From the first line to the last, retype everything below exactly, minus the pictures.

→ **GIVEN RECORDS**
--

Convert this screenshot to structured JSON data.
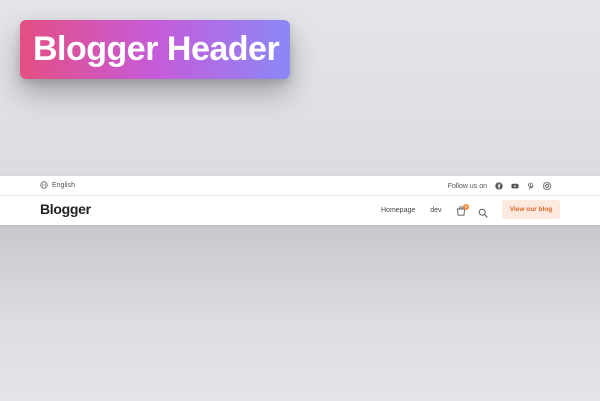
{
  "badge": {
    "title": "Blogger Header"
  },
  "topbar": {
    "language": "English",
    "follow_label": "Follow us on",
    "social_icons": [
      "facebook-icon",
      "youtube-icon",
      "pinterest-icon",
      "instagram-icon"
    ]
  },
  "mainbar": {
    "logo": "Blogger",
    "nav": [
      "Homepage",
      "dev"
    ],
    "cart_count": "0",
    "cta_label": "View our blog"
  },
  "colors": {
    "badge_gradient": [
      "#e44f83",
      "#c65bd9",
      "#8b88f7"
    ],
    "accent": "#d8692c",
    "cta_background": "#fde9de",
    "cart_badge": "#f28a3b"
  }
}
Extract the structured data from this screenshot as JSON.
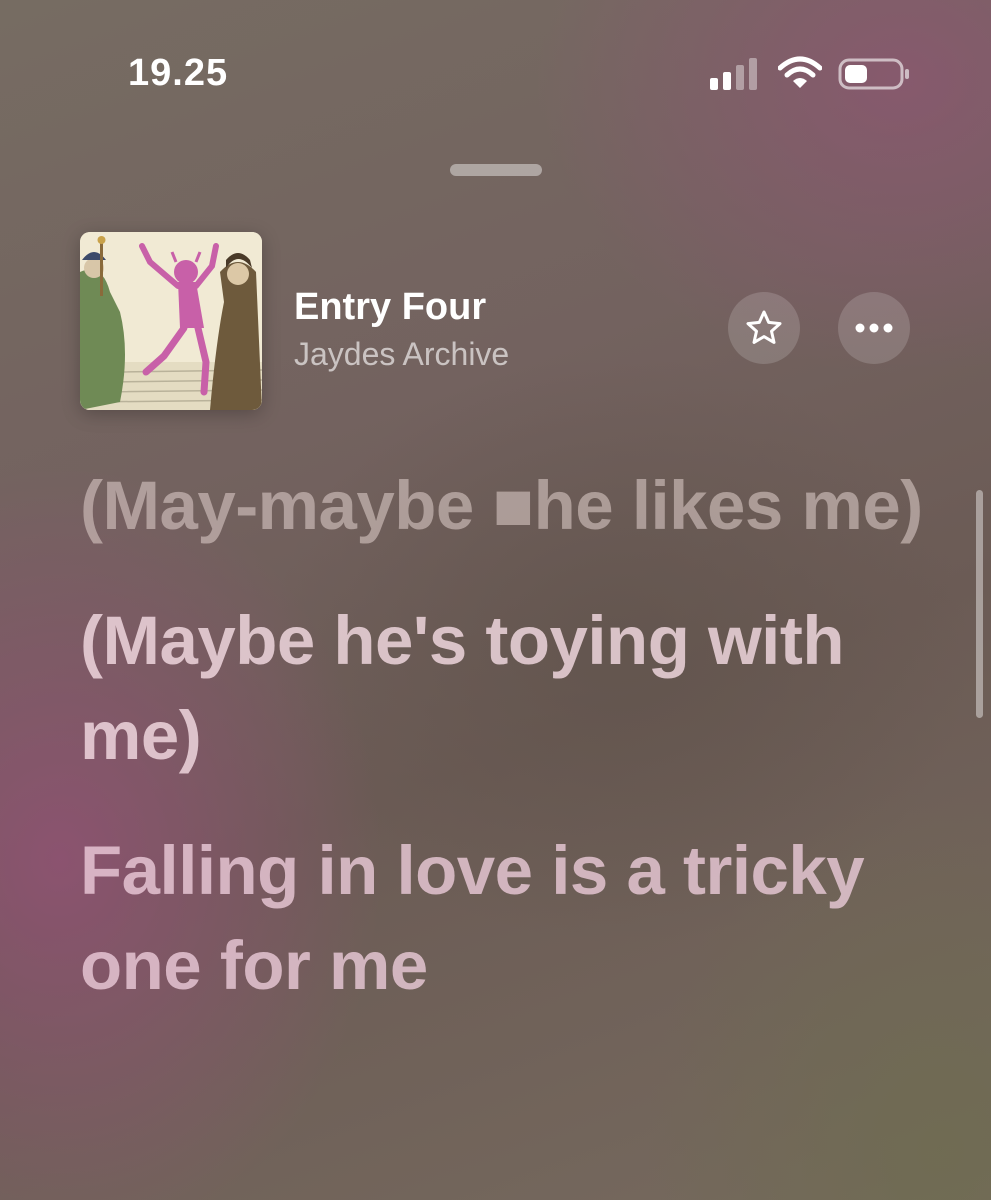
{
  "status_bar": {
    "time": "19.25",
    "signal_icon": "cellular-signal-icon",
    "wifi_icon": "wifi-icon",
    "battery_icon": "battery-icon"
  },
  "now_playing": {
    "title": "Entry Four",
    "artist": "Jaydes Archive",
    "favorite_icon": "star-icon",
    "more_icon": "ellipsis-icon"
  },
  "lyrics": [
    "(May-maybe ■he likes me)",
    "(Maybe he's toying with me)",
    "Falling in love is a tricky one for me"
  ],
  "colors": {
    "background_mauve": "#766c62",
    "background_pink": "#96507a",
    "background_olive": "#6e6c50",
    "text_white": "#ffffff"
  }
}
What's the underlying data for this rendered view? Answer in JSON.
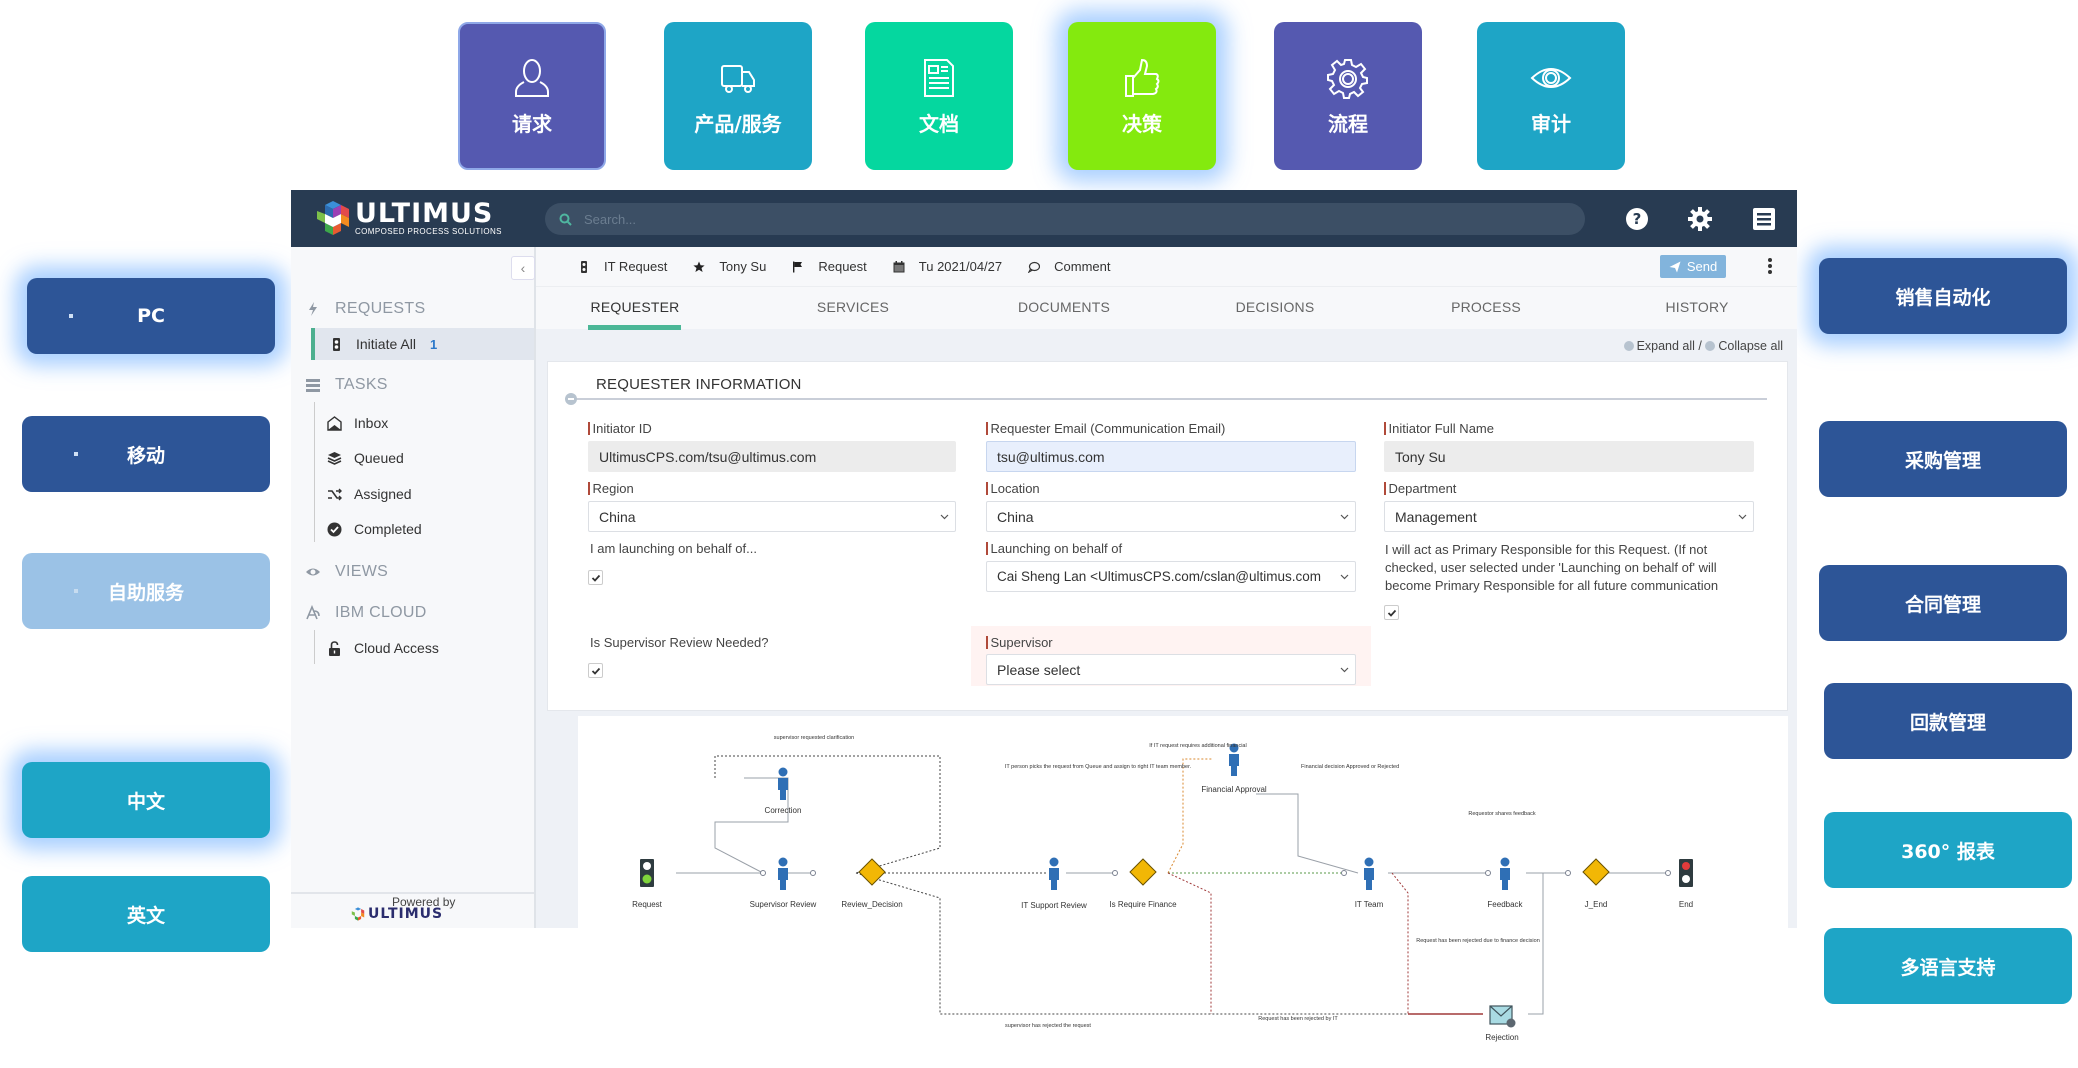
{
  "top_tiles": [
    {
      "label": "请求",
      "icon": "person-icon",
      "color": "#5559b0"
    },
    {
      "label": "产品/服务",
      "icon": "truck-icon",
      "color": "#1ea5c6"
    },
    {
      "label": "文档",
      "icon": "document-icon",
      "color": "#05d79f"
    },
    {
      "label": "决策",
      "icon": "thumbs-up-icon",
      "color": "#84ea0e",
      "highlighted": true
    },
    {
      "label": "流程",
      "icon": "gear-icon",
      "color": "#5559b0"
    },
    {
      "label": "审计",
      "icon": "eye-icon",
      "color": "#1ea5c6"
    }
  ],
  "left_pills": [
    {
      "label": "PC",
      "color": "#2d5597",
      "highlighted": true
    },
    {
      "label": "移动",
      "color": "#2d5597"
    },
    {
      "label": "自助服务",
      "color": "#9bc2e6"
    },
    {
      "label": "中文",
      "color": "#1ea5c6",
      "highlighted": true
    },
    {
      "label": "英文",
      "color": "#1ea5c6"
    }
  ],
  "right_pills": [
    {
      "label": "销售自动化",
      "color": "#2d5597",
      "highlighted": true
    },
    {
      "label": "采购管理",
      "color": "#2d5597"
    },
    {
      "label": "合同管理",
      "color": "#2d5597"
    },
    {
      "label": "回款管理",
      "color": "#2d5597"
    },
    {
      "label": "360° 报表",
      "color": "#1ea5c6"
    },
    {
      "label": "多语言支持",
      "color": "#1ea5c6"
    }
  ],
  "app": {
    "logo": {
      "name": "ULTIMUS",
      "tagline": "COMPOSED PROCESS SOLUTIONS"
    },
    "search": {
      "placeholder": "Search..."
    },
    "topbar_icons": [
      "help-icon",
      "settings-icon",
      "menu-icon"
    ],
    "sidebar": {
      "sections": [
        {
          "label": "REQUESTS",
          "icon": "bolt-icon"
        },
        {
          "label": "TASKS",
          "icon": "server-icon"
        },
        {
          "label": "VIEWS",
          "icon": "eye-icon"
        },
        {
          "label": "IBM CLOUD",
          "icon": "cloud-icon"
        }
      ],
      "items": [
        {
          "label": "Initiate All",
          "badge": "1",
          "icon": "traffic-light-icon",
          "active": true
        },
        {
          "label": "Inbox",
          "icon": "envelope-open-icon"
        },
        {
          "label": "Queued",
          "icon": "stack-icon"
        },
        {
          "label": "Assigned",
          "icon": "shuffle-icon"
        },
        {
          "label": "Completed",
          "icon": "check-circle-icon"
        },
        {
          "label": "Cloud Access",
          "icon": "unlock-icon"
        }
      ],
      "powered_by": "Powered by",
      "powered_logo": "ULTIMUS"
    },
    "crumbs": [
      {
        "label": "IT Request",
        "icon": "traffic-light-icon"
      },
      {
        "label": "Tony Su",
        "icon": "star-icon"
      },
      {
        "label": "Request",
        "icon": "flag-icon"
      },
      {
        "label": "Tu 2021/04/27",
        "icon": "calendar-icon"
      },
      {
        "label": "Comment",
        "icon": "comment-icon"
      }
    ],
    "send_label": "Send",
    "tabs": [
      "REQUESTER",
      "SERVICES",
      "DOCUMENTS",
      "DECISIONS",
      "PROCESS",
      "HISTORY"
    ],
    "active_tab": "REQUESTER",
    "expand_all": "Expand all /",
    "collapse_all": "Collapse all",
    "form": {
      "title": "REQUESTER INFORMATION",
      "initiator_id": {
        "label": "Initiator ID",
        "value": "UltimusCPS.com/tsu@ultimus.com"
      },
      "requester_email": {
        "label": "Requester Email (Communication Email)",
        "value": "tsu@ultimus.com"
      },
      "initiator_full_name": {
        "label": "Initiator Full Name",
        "value": "Tony Su"
      },
      "region": {
        "label": "Region",
        "value": "China"
      },
      "location": {
        "label": "Location",
        "value": "China"
      },
      "department": {
        "label": "Department",
        "value": "Management"
      },
      "on_behalf_question": {
        "label": "I am launching on behalf of...",
        "checked": true
      },
      "launching_on_behalf": {
        "label": "Launching on behalf of",
        "value": "Cai Sheng Lan <UltimusCPS.com/cslan@ultimus.com"
      },
      "primary_responsible": {
        "label": "I will act as Primary Responsible for this Request. (If not checked, user selected under 'Launching on behalf of' will become Primary Responsible for all future communication",
        "checked": true
      },
      "supervisor_review": {
        "label": "Is Supervisor Review Needed?",
        "checked": true
      },
      "supervisor": {
        "label": "Supervisor",
        "value": "Please select"
      }
    }
  },
  "process_diagram": {
    "nodes": [
      {
        "id": "request",
        "label": "Request",
        "type": "start"
      },
      {
        "id": "correction",
        "label": "Correction",
        "type": "human"
      },
      {
        "id": "supervisor_review",
        "label": "Supervisor Review",
        "type": "human"
      },
      {
        "id": "review_decision",
        "label": "Review_Decision",
        "type": "gateway"
      },
      {
        "id": "it_support_review",
        "label": "IT Support Review",
        "type": "human"
      },
      {
        "id": "is_require_finance",
        "label": "Is Require Finance",
        "type": "gateway"
      },
      {
        "id": "financial_approval",
        "label": "Financial Approval",
        "type": "human"
      },
      {
        "id": "it_team",
        "label": "IT Team",
        "type": "human"
      },
      {
        "id": "feedback",
        "label": "Feedback",
        "type": "human"
      },
      {
        "id": "j_end",
        "label": "J_End",
        "type": "gateway"
      },
      {
        "id": "end",
        "label": "End",
        "type": "end"
      },
      {
        "id": "rejection",
        "label": "Rejection",
        "type": "email"
      }
    ],
    "annotations": [
      "supervisor requested clarification",
      "If IT request requires additional financial",
      "IT person picks the request from Queue and assign to right IT team member.",
      "Financial decision Approved or Rejected",
      "Requestor shares feedback",
      "Request has been rejected due to finance decision",
      "supervisor has rejected the request",
      "Request has been rejected by IT"
    ]
  }
}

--

→ **RESULT**
Convert this screenshot to structured JSON data.
{
  "badge": {
    "title": "Blogger Header"
  },
  "topbar": {
    "language": "English",
    "follow_label": "Follow us on",
    "social_icons": [
      "facebook-icon",
      "youtube-icon",
      "pinterest-icon",
      "instagram-icon"
    ]
  },
  "mainbar": {
    "logo": "Blogger",
    "nav": [
      "Homepage",
      "dev"
    ],
    "cart_count": "0",
    "cta_label": "View our blog"
  },
  "colors": {
    "badge_gradient": [
      "#e44f83",
      "#c65bd9",
      "#8b88f7"
    ],
    "accent": "#d8692c",
    "cta_background": "#fde9de",
    "cart_badge": "#f28a3b"
  }
}
Extract the structured data from this screenshot as JSON.
{
  "status_bar": {
    "time": "19.25",
    "signal_icon": "cellular-signal-icon",
    "wifi_icon": "wifi-icon",
    "battery_icon": "battery-icon"
  },
  "now_playing": {
    "title": "Entry Four",
    "artist": "Jaydes Archive",
    "favorite_icon": "star-icon",
    "more_icon": "ellipsis-icon"
  },
  "lyrics": [
    "(May-maybe ■he likes me)",
    "(Maybe he's toying with me)",
    "Falling in love is a tricky one for me"
  ],
  "colors": {
    "background_mauve": "#766c62",
    "background_pink": "#96507a",
    "background_olive": "#6e6c50",
    "text_white": "#ffffff"
  }
}
What's the underlying data for this rendered view? Answer in JSON.
{
  "top_tiles": [
    {
      "label": "请求",
      "icon": "person-icon",
      "color": "#5559b0"
    },
    {
      "label": "产品/服务",
      "icon": "truck-icon",
      "color": "#1ea5c6"
    },
    {
      "label": "文档",
      "icon": "document-icon",
      "color": "#05d79f"
    },
    {
      "label": "决策",
      "icon": "thumbs-up-icon",
      "color": "#84ea0e",
      "highlighted": true
    },
    {
      "label": "流程",
      "icon": "gear-icon",
      "color": "#5559b0"
    },
    {
      "label": "审计",
      "icon": "eye-icon",
      "color": "#1ea5c6"
    }
  ],
  "left_pills": [
    {
      "label": "PC",
      "color": "#2d5597",
      "highlighted": true
    },
    {
      "label": "移动",
      "color": "#2d5597"
    },
    {
      "label": "自助服务",
      "color": "#9bc2e6"
    },
    {
      "label": "中文",
      "color": "#1ea5c6",
      "highlighted": true
    },
    {
      "label": "英文",
      "color": "#1ea5c6"
    }
  ],
  "right_pills": [
    {
      "label": "销售自动化",
      "color": "#2d5597",
      "highlighted": true
    },
    {
      "label": "采购管理",
      "color": "#2d5597"
    },
    {
      "label": "合同管理",
      "color": "#2d5597"
    },
    {
      "label": "回款管理",
      "color": "#2d5597"
    },
    {
      "label": "360° 报表",
      "color": "#1ea5c6"
    },
    {
      "label": "多语言支持",
      "color": "#1ea5c6"
    }
  ],
  "app": {
    "logo": {
      "name": "ULTIMUS",
      "tagline": "COMPOSED PROCESS SOLUTIONS"
    },
    "search": {
      "placeholder": "Search..."
    },
    "topbar_icons": [
      "help-icon",
      "settings-icon",
      "menu-icon"
    ],
    "sidebar": {
      "sections": [
        {
          "label": "REQUESTS",
          "icon": "bolt-icon"
        },
        {
          "label": "TASKS",
          "icon": "server-icon"
        },
        {
          "label": "VIEWS",
          "icon": "eye-icon"
        },
        {
          "label": "IBM CLOUD",
          "icon": "cloud-icon"
        }
      ],
      "items": [
        {
          "label": "Initiate All",
          "badge": "1",
          "icon": "traffic-light-icon",
          "active": true
        },
        {
          "label": "Inbox",
          "icon": "envelope-open-icon"
        },
        {
          "label": "Queued",
          "icon": "stack-icon"
        },
        {
          "label": "Assigned",
          "icon": "shuffle-icon"
        },
        {
          "label": "Completed",
          "icon": "check-circle-icon"
        },
        {
          "label": "Cloud Access",
          "icon": "unlock-icon"
        }
      ],
      "powered_by": "Powered by",
      "powered_logo": "ULTIMUS"
    },
    "crumbs": [
      {
        "label": "IT Request",
        "icon": "traffic-light-icon"
      },
      {
        "label": "Tony Su",
        "icon": "star-icon"
      },
      {
        "label": "Request",
        "icon": "flag-icon"
      },
      {
        "label": "Tu 2021/04/27",
        "icon": "calendar-icon"
      },
      {
        "label": "Comment",
        "icon": "comment-icon"
      }
    ],
    "send_label": "Send",
    "tabs": [
      "REQUESTER",
      "SERVICES",
      "DOCUMENTS",
      "DECISIONS",
      "PROCESS",
      "HISTORY"
    ],
    "active_tab": "REQUESTER",
    "expand_all": "Expand all /",
    "collapse_all": "Collapse all",
    "form": {
      "title": "REQUESTER INFORMATION",
      "initiator_id": {
        "label": "Initiator ID",
        "value": "UltimusCPS.com/tsu@ultimus.com"
      },
      "requester_email": {
        "label": "Requester Email (Communication Email)",
        "value": "tsu@ultimus.com"
      },
      "initiator_full_name": {
        "label": "Initiator Full Name",
        "value": "Tony Su"
      },
      "region": {
        "label": "Region",
        "value": "China"
      },
      "location": {
        "label": "Location",
        "value": "China"
      },
      "department": {
        "label": "Department",
        "value": "Management"
      },
      "on_behalf_question": {
        "label": "I am launching on behalf of...",
        "checked": true
      },
      "launching_on_behalf": {
        "label": "Launching on behalf of",
        "value": "Cai Sheng Lan <UltimusCPS.com/cslan@ultimus.com"
      },
      "primary_responsible": {
        "label": "I will act as Primary Responsible for this Request. (If not checked, user selected under 'Launching on behalf of' will become Primary Responsible for all future communication",
        "checked": true
      },
      "supervisor_review": {
        "label": "Is Supervisor Review Needed?",
        "checked": true
      },
      "supervisor": {
        "label": "Supervisor",
        "value": "Please select"
      }
    }
  },
  "process_diagram": {
    "nodes": [
      {
        "id": "request",
        "label": "Request",
        "type": "start"
      },
      {
        "id": "correction",
        "label": "Correction",
        "type": "human"
      },
      {
        "id": "supervisor_review",
        "label": "Supervisor Review",
        "type": "human"
      },
      {
        "id": "review_decision",
        "label": "Review_Decision",
        "type": "gateway"
      },
      {
        "id": "it_support_review",
        "label": "IT Support Review",
        "type": "human"
      },
      {
        "id": "is_require_finance",
        "label": "Is Require Finance",
        "type": "gateway"
      },
      {
        "id": "financial_approval",
        "label": "Financial Approval",
        "type": "human"
      },
      {
        "id": "it_team",
        "label": "IT Team",
        "type": "human"
      },
      {
        "id": "feedback",
        "label": "Feedback",
        "type": "human"
      },
      {
        "id": "j_end",
        "label": "J_End",
        "type": "gateway"
      },
      {
        "id": "end",
        "label": "End",
        "type": "end"
      },
      {
        "id": "rejection",
        "label": "Rejection",
        "type": "email"
      }
    ],
    "annotations": [
      "supervisor requested clarification",
      "If IT request requires additional financial",
      "IT person picks the request from Queue and assign to right IT team member.",
      "Financial decision Approved or Rejected",
      "Requestor shares feedback",
      "Request has been rejected due to finance decision",
      "supervisor has rejected the request",
      "Request has been rejected by IT"
    ]
  }
}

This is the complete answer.